■ **WHAT TO WORK ON**:
From the entries that follow, work out how many lines contain "vous". Write the number only.

▬▬▬▬▬▬

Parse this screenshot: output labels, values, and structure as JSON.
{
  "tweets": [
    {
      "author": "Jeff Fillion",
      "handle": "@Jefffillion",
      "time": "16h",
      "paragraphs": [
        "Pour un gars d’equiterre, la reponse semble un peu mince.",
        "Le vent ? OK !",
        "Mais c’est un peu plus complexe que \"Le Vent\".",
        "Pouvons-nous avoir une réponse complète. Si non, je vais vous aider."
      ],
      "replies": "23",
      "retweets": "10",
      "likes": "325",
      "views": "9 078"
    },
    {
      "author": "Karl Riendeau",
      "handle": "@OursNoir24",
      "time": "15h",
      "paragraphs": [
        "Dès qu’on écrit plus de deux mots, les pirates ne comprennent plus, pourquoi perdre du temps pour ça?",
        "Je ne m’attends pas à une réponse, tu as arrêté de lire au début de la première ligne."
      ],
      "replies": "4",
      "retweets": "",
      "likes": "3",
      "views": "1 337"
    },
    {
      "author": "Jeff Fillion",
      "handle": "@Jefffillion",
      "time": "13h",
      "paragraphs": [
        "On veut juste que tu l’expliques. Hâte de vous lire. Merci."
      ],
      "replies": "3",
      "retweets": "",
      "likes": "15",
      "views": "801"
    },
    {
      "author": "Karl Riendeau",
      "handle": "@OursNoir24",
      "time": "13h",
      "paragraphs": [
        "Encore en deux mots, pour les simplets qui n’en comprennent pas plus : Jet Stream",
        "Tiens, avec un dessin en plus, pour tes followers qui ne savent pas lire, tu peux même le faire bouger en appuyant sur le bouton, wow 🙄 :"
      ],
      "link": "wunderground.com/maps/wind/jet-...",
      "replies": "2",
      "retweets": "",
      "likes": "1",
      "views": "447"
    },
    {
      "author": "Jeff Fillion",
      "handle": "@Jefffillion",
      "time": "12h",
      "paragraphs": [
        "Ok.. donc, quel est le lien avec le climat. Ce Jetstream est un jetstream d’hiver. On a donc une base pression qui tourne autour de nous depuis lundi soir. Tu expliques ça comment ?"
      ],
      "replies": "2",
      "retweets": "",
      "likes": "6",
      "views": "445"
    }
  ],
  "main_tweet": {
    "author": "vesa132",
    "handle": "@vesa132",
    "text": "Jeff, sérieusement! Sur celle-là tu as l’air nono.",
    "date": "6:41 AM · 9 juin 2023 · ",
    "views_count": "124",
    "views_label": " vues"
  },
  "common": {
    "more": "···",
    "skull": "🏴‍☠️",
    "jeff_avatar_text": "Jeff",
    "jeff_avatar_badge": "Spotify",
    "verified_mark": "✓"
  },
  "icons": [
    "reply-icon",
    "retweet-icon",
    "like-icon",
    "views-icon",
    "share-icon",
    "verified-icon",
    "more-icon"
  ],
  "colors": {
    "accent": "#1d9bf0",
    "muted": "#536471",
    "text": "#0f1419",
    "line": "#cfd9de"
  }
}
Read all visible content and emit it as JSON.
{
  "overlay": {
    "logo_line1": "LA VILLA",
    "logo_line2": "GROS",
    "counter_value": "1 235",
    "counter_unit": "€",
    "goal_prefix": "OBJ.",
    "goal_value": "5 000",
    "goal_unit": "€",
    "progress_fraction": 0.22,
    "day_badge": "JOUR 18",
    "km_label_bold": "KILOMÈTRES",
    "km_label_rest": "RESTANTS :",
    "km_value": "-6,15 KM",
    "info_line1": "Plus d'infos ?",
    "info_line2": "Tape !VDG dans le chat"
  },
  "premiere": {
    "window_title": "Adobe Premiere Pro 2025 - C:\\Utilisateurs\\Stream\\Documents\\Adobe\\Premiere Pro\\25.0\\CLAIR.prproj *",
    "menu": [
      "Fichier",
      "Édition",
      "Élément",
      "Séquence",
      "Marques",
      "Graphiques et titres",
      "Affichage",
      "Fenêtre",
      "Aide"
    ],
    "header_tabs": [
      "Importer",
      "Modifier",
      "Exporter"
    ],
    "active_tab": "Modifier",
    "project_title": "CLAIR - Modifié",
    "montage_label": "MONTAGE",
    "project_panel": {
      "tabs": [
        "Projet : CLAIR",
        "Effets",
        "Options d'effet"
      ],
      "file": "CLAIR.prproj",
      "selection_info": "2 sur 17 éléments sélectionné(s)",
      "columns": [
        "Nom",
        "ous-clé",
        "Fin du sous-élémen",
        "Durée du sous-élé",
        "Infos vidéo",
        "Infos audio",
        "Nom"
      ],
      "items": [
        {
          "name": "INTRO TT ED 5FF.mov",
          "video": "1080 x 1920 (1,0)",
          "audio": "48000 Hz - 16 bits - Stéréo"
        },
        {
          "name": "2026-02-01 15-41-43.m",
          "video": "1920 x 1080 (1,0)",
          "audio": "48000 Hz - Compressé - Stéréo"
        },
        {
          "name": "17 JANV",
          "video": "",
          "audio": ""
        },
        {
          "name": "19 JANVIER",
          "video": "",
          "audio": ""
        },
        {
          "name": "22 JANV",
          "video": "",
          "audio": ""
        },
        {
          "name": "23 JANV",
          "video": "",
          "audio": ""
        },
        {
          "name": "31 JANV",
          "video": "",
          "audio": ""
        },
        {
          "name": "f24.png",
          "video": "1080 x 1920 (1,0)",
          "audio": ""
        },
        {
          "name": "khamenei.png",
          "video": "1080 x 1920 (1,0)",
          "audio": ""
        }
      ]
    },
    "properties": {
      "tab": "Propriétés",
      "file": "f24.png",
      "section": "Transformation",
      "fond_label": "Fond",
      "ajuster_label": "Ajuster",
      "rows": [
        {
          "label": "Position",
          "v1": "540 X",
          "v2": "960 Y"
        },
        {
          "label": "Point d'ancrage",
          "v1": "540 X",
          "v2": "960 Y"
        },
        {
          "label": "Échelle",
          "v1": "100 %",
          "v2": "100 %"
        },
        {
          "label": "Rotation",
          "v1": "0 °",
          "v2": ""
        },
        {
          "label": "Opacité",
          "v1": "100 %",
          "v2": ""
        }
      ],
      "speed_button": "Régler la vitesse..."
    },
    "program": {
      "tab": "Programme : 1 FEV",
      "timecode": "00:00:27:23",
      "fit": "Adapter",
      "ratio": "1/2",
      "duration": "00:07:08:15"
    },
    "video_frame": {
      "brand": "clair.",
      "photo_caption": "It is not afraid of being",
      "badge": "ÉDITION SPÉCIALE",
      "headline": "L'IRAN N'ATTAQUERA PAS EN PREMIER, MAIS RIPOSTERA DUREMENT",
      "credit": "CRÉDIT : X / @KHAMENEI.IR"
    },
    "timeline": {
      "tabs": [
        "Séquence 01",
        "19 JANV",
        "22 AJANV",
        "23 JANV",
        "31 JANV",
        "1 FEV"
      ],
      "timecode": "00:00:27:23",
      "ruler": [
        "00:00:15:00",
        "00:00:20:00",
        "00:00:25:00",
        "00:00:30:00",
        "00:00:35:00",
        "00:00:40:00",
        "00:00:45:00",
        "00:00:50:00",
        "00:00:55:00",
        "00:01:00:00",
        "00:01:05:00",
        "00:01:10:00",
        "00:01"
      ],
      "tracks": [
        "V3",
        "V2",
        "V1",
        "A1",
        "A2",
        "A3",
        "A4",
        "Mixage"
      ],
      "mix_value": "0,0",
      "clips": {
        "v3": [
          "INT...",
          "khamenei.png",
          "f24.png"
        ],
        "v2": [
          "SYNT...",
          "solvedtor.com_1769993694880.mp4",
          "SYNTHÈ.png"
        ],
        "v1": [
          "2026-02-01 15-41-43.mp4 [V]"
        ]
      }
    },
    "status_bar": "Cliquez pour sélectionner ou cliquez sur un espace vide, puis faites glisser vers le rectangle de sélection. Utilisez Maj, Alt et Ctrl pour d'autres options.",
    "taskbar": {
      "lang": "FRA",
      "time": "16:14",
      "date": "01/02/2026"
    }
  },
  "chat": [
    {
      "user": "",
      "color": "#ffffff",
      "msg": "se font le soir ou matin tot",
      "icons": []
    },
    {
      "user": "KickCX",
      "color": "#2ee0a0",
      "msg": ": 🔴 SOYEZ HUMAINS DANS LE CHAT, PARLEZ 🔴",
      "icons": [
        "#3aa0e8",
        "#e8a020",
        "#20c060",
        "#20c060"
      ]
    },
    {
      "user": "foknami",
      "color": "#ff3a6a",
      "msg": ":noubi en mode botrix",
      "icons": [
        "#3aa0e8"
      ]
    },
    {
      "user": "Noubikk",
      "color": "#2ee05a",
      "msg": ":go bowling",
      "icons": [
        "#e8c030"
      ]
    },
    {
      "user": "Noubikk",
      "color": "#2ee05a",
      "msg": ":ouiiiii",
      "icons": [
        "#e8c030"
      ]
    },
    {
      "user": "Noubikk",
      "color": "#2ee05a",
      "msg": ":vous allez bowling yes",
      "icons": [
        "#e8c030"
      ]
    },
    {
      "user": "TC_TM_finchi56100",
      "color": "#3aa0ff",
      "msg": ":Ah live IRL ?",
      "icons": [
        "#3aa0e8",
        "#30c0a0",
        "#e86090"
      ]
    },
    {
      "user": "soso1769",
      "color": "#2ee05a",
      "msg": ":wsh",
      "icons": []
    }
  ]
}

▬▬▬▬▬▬

■ **RESULT FOR THIS TASK**:
3